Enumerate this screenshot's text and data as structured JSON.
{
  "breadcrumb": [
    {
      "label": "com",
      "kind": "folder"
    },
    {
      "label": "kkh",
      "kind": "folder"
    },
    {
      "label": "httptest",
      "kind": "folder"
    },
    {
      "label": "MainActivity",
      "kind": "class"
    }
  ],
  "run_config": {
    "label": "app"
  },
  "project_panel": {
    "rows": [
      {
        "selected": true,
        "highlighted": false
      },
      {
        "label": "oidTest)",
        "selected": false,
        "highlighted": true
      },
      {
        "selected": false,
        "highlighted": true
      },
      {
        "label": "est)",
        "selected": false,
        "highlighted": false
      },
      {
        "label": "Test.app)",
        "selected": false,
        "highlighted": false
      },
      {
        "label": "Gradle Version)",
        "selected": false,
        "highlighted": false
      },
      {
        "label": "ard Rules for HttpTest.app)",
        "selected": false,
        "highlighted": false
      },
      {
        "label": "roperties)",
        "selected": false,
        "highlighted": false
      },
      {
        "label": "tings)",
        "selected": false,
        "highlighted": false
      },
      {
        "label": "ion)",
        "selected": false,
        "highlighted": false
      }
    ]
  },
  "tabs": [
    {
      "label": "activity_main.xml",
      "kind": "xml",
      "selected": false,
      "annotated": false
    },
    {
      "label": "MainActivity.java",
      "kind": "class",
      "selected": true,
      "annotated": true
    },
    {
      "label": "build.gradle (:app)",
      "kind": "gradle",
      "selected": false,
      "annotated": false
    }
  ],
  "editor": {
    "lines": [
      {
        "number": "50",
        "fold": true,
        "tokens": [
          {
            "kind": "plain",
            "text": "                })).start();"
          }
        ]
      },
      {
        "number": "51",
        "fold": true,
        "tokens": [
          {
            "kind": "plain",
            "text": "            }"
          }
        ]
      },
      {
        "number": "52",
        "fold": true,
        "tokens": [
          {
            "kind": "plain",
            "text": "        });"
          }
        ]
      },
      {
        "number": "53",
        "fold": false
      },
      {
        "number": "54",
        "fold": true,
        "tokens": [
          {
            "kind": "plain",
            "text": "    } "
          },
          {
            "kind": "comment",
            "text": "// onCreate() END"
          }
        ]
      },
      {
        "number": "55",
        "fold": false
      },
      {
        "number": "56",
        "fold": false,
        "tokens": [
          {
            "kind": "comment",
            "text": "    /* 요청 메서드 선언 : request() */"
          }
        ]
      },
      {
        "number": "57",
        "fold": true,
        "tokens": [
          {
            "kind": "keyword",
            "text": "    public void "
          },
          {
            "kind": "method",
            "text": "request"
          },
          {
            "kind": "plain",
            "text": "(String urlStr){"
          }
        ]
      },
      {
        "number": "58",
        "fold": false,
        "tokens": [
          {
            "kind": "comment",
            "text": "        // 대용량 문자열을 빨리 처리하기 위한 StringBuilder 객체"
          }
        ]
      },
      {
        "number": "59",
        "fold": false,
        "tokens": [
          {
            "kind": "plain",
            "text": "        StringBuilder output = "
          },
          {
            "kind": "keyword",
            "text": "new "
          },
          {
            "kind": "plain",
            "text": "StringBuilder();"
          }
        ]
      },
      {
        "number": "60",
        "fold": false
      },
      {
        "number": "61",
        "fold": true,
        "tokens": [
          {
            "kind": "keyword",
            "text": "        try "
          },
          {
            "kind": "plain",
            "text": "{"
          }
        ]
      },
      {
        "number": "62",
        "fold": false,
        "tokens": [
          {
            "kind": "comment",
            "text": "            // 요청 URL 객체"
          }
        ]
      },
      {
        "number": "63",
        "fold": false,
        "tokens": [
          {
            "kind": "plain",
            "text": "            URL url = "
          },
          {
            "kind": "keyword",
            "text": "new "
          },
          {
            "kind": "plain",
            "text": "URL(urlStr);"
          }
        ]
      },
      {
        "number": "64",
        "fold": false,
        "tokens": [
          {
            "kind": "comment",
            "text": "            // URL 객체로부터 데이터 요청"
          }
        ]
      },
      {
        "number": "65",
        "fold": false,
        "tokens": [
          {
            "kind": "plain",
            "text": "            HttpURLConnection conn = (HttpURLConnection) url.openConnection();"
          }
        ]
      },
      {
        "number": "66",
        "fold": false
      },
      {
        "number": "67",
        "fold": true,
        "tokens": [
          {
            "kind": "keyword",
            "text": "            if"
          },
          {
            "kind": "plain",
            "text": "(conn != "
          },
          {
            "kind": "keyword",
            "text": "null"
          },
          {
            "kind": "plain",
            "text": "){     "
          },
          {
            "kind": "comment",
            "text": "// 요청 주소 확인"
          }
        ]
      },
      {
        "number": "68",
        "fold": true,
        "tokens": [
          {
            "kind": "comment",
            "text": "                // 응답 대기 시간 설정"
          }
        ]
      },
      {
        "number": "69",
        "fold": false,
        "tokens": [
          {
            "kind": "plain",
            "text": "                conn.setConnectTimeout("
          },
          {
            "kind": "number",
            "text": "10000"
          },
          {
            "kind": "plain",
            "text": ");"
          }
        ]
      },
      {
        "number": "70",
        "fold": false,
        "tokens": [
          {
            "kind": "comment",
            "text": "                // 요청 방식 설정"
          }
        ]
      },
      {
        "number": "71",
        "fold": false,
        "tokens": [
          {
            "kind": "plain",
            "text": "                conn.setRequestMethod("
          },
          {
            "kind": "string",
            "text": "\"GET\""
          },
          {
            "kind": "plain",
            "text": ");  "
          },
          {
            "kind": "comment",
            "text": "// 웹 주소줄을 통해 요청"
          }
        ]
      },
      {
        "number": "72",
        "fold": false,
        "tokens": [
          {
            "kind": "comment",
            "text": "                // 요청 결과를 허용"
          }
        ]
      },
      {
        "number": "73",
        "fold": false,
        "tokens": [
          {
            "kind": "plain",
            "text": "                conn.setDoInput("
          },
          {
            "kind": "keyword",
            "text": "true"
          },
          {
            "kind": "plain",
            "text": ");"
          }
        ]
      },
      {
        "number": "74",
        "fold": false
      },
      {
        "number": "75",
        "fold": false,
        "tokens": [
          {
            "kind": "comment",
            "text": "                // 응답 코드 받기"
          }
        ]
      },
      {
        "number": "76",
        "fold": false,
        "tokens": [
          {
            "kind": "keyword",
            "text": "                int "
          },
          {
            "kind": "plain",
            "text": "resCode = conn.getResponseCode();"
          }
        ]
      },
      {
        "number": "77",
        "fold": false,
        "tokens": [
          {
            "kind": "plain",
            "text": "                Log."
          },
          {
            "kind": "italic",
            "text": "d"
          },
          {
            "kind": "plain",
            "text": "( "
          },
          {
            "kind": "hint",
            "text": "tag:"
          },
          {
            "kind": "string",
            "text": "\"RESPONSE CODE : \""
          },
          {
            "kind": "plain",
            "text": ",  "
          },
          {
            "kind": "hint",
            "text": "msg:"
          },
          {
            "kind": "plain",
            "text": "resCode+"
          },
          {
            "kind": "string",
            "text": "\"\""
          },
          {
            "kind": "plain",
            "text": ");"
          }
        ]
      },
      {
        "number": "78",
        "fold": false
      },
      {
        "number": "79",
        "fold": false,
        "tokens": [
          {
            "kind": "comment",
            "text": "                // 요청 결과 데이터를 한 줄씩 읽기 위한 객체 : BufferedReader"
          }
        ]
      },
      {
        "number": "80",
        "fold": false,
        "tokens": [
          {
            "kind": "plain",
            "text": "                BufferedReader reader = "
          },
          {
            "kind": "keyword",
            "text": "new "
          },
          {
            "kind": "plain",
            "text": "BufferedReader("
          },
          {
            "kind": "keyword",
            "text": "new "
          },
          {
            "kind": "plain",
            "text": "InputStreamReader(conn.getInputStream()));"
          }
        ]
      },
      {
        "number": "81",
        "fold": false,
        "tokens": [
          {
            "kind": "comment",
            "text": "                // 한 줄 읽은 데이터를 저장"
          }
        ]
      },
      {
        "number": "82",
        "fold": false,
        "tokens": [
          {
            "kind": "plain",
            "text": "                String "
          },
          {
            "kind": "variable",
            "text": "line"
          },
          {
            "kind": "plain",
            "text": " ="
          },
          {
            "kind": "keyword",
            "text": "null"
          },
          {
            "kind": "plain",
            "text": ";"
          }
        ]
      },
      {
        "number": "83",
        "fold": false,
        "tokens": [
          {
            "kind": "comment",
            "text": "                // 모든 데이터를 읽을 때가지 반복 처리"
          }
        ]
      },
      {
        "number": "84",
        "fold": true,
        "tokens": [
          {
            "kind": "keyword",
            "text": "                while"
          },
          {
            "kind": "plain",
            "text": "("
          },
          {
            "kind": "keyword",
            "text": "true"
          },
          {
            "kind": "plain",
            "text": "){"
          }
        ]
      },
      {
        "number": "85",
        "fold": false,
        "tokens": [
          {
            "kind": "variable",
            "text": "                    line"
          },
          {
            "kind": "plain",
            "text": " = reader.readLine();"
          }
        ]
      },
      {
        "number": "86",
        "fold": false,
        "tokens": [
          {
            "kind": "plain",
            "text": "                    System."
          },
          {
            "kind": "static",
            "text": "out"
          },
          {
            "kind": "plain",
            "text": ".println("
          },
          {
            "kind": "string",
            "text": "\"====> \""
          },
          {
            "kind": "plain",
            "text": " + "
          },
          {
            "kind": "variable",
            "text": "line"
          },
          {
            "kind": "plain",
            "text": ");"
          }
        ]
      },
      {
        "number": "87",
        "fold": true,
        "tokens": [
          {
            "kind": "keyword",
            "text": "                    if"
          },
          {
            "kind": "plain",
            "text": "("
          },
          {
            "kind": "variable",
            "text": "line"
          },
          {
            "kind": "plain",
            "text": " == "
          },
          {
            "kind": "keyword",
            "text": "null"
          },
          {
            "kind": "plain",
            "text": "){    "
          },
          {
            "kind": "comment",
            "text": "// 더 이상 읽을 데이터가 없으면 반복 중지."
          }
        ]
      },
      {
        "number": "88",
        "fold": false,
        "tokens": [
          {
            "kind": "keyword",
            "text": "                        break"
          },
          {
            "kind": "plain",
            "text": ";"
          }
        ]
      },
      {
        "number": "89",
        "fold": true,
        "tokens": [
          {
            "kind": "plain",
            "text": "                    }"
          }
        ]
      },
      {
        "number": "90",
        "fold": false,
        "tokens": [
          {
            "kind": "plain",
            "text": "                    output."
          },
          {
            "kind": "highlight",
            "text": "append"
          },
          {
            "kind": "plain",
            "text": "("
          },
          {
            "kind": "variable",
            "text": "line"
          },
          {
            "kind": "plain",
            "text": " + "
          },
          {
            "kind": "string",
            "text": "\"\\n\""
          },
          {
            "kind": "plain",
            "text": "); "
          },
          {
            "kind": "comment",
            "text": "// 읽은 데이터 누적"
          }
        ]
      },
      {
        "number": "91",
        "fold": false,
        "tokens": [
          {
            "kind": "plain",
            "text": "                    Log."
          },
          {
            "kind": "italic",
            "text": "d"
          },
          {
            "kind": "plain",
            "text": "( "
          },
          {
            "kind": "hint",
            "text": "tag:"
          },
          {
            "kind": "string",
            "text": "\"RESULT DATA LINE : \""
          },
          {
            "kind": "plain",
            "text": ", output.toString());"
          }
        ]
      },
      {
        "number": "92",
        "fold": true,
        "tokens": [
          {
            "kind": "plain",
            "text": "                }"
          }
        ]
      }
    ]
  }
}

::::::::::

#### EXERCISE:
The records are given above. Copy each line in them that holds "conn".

#### EXPECTED ANSWER:
            "text": "            HttpURLConnection conn = (HttpURLConnection) url.openConnection();"
            "text": "(conn != "
            "text": "                conn.setConnectTimeout("
            "text": "                conn.setRequestMethod("
            "text": "                conn.setDoInput("
            "text": "resCode = conn.getResponseCode();"
            "text": "InputStreamReader(conn.getInputStream()));"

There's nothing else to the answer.